If using NVIDIA's proprietary driver on either platform, OpenArena is limited by the CPU and not the GPU, especially with the new GeForce GT 425M. While the Linux results may be lower in this test, at least the frame-rates are certainly playable with the proprietary driver as with the open-source Nouveau driver on Linux with supported GeForce generations, the performance is still a ways behind.
Windows 7 Ultimate was also faster than Ubuntu 10.10 when it came to running Urban Terror, which is also powered by the open-source ioquake3 engine. This time, however, it was a change of just 5% and both platforms still put out more than 100 frames per second.
With the OpenGL tests that can better stress the NVIDIA GeForce GT 425M discrete GPU, we ran each benchmark at 800 x 600, 1024 x 768, 1280 x 1024, 1680 x 1050, 1600 x 1200, and 1920 x 1080. With the Lightsmark OpenGL lighting benchmark, Ubuntu 10.10 was significantly faster than Windows 7 at the lower resolutions, but between 1024 x 768 and 1280 x 1024, Windows 7 Ultimate took the lead the rest of the way. By the time we hit 1920 x 1080, Windows 7 Ultimate had a 23% higher frame-rate than Ubuntu 10.10, which is the same margin that was encountered with the OpenArena run at this resolution.

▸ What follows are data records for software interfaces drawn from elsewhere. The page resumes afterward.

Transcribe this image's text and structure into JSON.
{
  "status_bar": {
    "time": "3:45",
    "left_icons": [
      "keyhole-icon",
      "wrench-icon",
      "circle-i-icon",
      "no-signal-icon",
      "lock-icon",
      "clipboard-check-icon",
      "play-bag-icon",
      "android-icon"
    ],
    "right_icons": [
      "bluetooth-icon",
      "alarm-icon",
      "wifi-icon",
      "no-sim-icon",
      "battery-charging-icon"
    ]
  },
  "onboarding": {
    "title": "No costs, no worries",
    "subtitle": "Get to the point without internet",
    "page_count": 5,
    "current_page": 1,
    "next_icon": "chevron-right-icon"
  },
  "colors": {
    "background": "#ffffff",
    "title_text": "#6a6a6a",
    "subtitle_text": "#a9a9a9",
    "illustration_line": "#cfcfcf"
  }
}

Ubuntu's lead with the NVIDIA binary driver at 800 x 600 was 57%.
Nexuiz is perhaps the most demanding open-source game available right now. Like the Lightsmark results, Ubuntu 10.10 with the NVIDIA 260 driver started out running faster than Windows 7 x64, but between 1024 x 768 and 1280 x 1024 is where the two operating systems swapped positions and the Microsoft OS maintained the lead up through 1920 x 1080. The performance delta though between Ubuntu Linux and Windows 7 here was much less with at 1920 x 1080 there just being an 11% difference.